by TRACEY MUNSON
As you cruise, paddle, sail along the Miles River, or stroll among historic homes and storefronts, it’s easy to imagine yourself in another world while visiting the waterfront village of St. Michaels.
That’s because the authenticity of this Chesapeake town is abundantly preserved along its picturesque harbor, and among its historic district of boutique shops, romantic inns, four-star restaurants, and museums. It’s a peaceful place that includes all the modern-day amenities you would expect—minus the neon hustle and bustle that often comes with a resort town.
St. Michaels dates back to the mid-1600s, when it served as a trading post for area tobacco farmers and trappers. Throughout the 1800s and early 1900s, St. Michaels’ economy focused around the booming shipbuilding and seafood industries, which carries forward today in restaurant offerings of Maryland blue crab and other local seafood.
Located about halfway along the Chesapeake Bay’s Eastern Shore, St. Michaels shares 600 miles of Talbot County shoreline. This well-preserved port is situated between the Miles River and Michener’s Broad Creek. As legend goes, St. Michaels gained its name as “the town that fooled the British” during the War of 1812. St. Michaels’ residents—forewarned that British barges were positioned to attack with cannon fire—hoisted lanterns high into the trees above the town. This fooled the British into overshooting St. Michaels’ houses and shipyards.
Today, families, couples, boaters, and other visitors are the focus of attention in St. Michaels, with tourism the modern-day economic engine of this vibrant town. It’s a place of celebration and reflection, and home to the Chesapeake Bay Maritime Museum, where the maritime cultures and traditions of the region are shared along 18 waterfront acres, without a single “Do not touch” sign in any of its 12 exhibit buildings. A climb to the top of the 1879 Hooper Strait Lighthouse reveals a spectacular view of St. Michaels and the Miles River.
St. Michaels is also home to world-class spas and a Pete Dye golf course, not to mention friendly locals with a laid-back style. Biking and walking trails, waterfront parks, and various on-the-water activities— including kayaking, guided river cruises, crabbing and fishing—give adults and families plenty to do. The town is also very dog friendly, with pets welcome at several inns and B&Bs, and water bowls found at dockside bars and local shops everywhere you turn.
The town also hosts several festivals throughout the year, including WineFest in St. Michaels in the spring, and OysterFest in the fall. On select summer weekends, log canoe sailing races can be watched on the Miles River, either by boat or on land.

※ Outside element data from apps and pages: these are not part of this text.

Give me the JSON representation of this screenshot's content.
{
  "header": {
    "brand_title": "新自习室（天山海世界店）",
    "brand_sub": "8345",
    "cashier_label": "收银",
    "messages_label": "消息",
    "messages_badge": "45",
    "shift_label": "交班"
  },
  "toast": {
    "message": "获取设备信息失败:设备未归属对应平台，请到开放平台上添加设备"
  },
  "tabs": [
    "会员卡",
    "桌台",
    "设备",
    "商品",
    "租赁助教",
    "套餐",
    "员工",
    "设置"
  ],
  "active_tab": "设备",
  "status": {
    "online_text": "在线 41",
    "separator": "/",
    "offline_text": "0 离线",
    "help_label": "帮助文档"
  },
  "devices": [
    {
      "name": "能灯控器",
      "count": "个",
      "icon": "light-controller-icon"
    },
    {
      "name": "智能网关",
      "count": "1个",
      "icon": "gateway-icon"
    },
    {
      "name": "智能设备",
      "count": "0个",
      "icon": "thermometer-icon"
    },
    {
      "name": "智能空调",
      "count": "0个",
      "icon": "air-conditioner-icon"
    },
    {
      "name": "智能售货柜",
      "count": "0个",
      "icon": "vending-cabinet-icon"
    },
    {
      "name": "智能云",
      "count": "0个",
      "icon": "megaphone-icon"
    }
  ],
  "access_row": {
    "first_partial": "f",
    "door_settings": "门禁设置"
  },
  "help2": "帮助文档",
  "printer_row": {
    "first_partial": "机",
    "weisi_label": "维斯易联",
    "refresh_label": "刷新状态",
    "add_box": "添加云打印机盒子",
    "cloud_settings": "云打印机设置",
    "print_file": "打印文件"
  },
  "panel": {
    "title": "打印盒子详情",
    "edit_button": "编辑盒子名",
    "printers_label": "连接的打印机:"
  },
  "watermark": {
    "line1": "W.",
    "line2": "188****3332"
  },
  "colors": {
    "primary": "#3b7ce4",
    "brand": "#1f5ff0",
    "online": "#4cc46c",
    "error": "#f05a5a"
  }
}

A local winery, brewery, and distillery are situated along the town’s main street, with samples, tours, and demonstrations offered to visitors. Mementos from your trip won’t be found in plastic tchotchkes or through chain stores. Instead, you can enjoy the town’s boutique shops, where unique finds are yours to take home and treasure. Nightlife in St. Michaels brings the culinary treats of award-winning chefs to the docks and tables of numerous restaurants. Alfresco dining and live music make for memorable evenings, while the cool breezes from the Miles River envelope visitors walking the town’s historic neighborhoods and harbor by lamplight and foot.
While Baltimore Clipper ships and seafood processing plants are no longer found in this waterfront town, one thing remains. St. Michaels is like visiting another world, with its shipbuilding and seafood traditions carried forward in a way that engages the visitor in a truly authentic experience, one to be treasured and remembered for a lifetime. For more information, visit stmichaelsmd.org.
Editor’s Note: While you’re cruising the Chesapeake, don’t forget to pick up a copy of SpinSheet. It’s a great magazine and the source of Chesapeake Bay sailing news and information.